Component data from apps and pages:
===
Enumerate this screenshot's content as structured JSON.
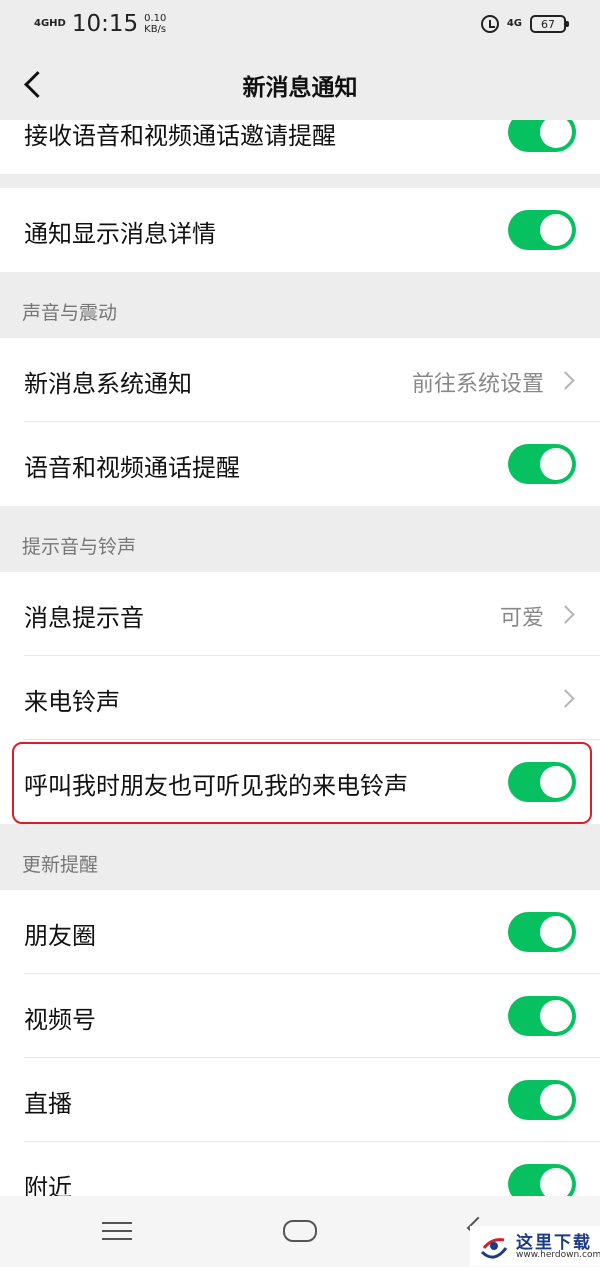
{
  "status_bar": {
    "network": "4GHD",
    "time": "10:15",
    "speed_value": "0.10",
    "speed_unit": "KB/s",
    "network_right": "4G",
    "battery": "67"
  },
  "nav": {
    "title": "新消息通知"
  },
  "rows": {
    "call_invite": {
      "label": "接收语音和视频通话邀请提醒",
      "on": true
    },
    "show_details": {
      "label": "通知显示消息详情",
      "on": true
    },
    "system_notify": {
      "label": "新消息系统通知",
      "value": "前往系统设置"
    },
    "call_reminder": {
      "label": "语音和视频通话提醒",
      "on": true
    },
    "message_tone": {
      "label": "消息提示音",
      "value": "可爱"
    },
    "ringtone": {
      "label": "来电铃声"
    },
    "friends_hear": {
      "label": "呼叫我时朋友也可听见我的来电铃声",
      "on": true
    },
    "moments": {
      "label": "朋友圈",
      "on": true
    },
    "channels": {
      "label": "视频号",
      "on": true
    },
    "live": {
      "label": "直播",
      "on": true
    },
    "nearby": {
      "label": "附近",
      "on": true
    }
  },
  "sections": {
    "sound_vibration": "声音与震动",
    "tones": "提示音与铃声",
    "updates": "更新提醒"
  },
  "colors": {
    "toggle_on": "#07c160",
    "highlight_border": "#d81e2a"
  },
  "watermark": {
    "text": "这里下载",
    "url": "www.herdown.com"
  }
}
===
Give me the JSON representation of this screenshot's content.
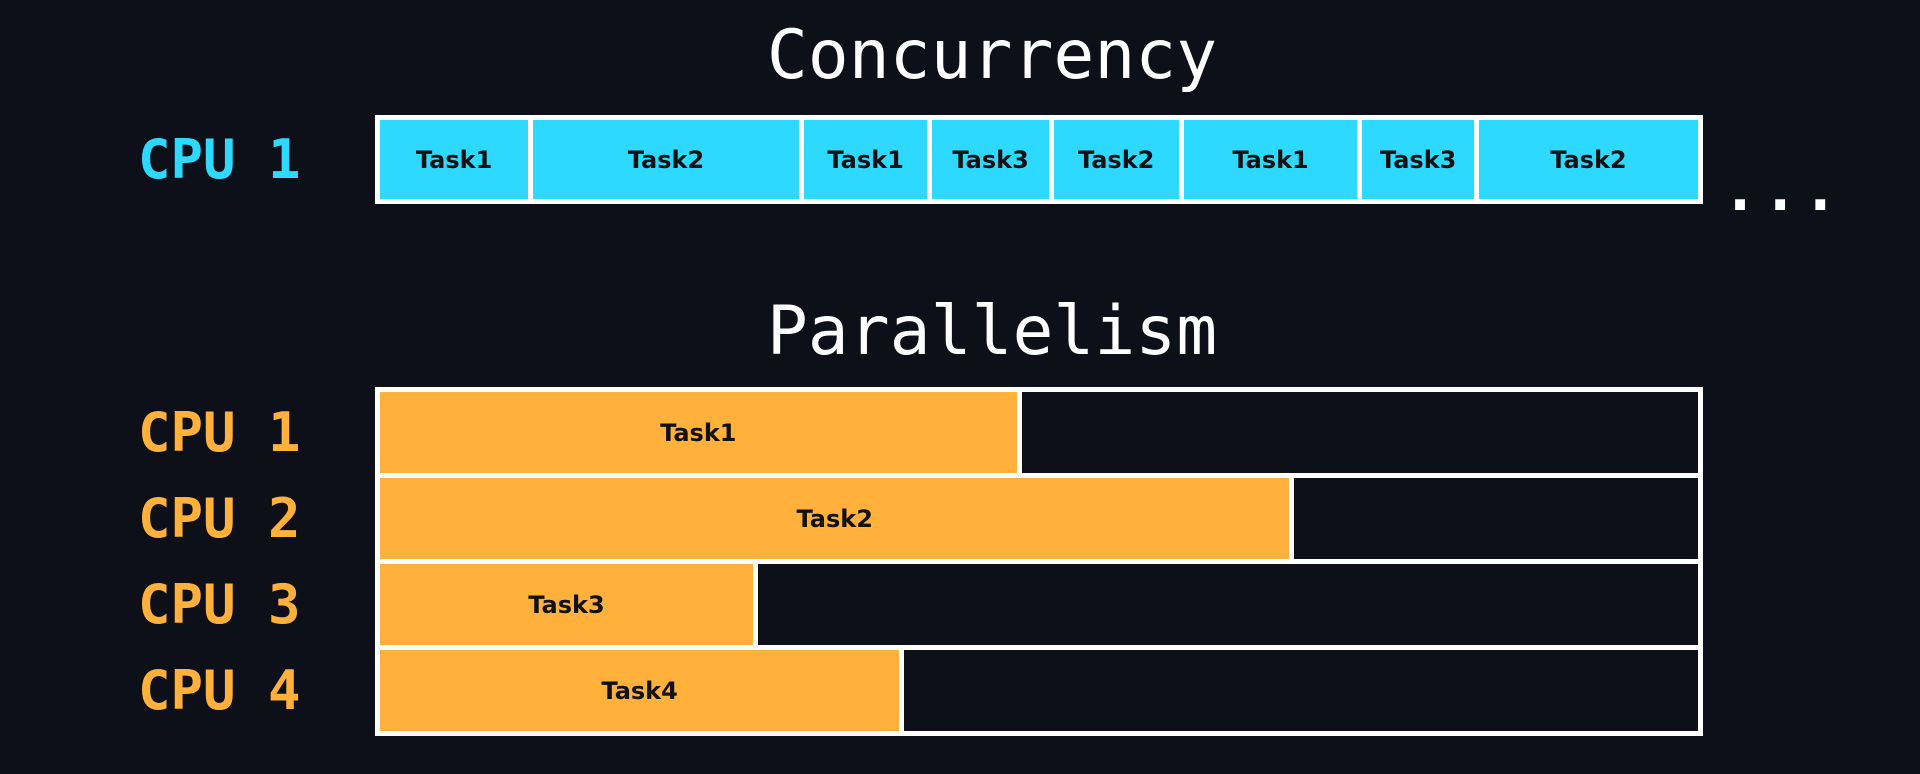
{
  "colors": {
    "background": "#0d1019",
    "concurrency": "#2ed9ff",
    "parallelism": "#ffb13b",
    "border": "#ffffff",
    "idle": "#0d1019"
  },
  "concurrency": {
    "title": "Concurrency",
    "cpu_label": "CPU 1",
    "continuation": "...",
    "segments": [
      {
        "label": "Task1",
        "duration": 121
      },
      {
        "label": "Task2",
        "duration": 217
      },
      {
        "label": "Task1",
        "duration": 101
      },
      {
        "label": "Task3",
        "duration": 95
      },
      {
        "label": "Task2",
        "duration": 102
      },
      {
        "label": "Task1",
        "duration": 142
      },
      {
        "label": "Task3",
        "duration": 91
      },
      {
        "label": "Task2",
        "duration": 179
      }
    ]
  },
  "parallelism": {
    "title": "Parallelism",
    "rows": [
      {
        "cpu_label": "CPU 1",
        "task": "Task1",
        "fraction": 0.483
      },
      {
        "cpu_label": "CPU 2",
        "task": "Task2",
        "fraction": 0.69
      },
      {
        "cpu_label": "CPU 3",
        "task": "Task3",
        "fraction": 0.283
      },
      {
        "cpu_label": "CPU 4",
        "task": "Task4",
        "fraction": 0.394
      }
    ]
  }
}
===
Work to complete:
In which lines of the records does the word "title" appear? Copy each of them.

Response area:
    "title": "新消息通知"
    "title": "Concurrency",
    "title": "Parallelism",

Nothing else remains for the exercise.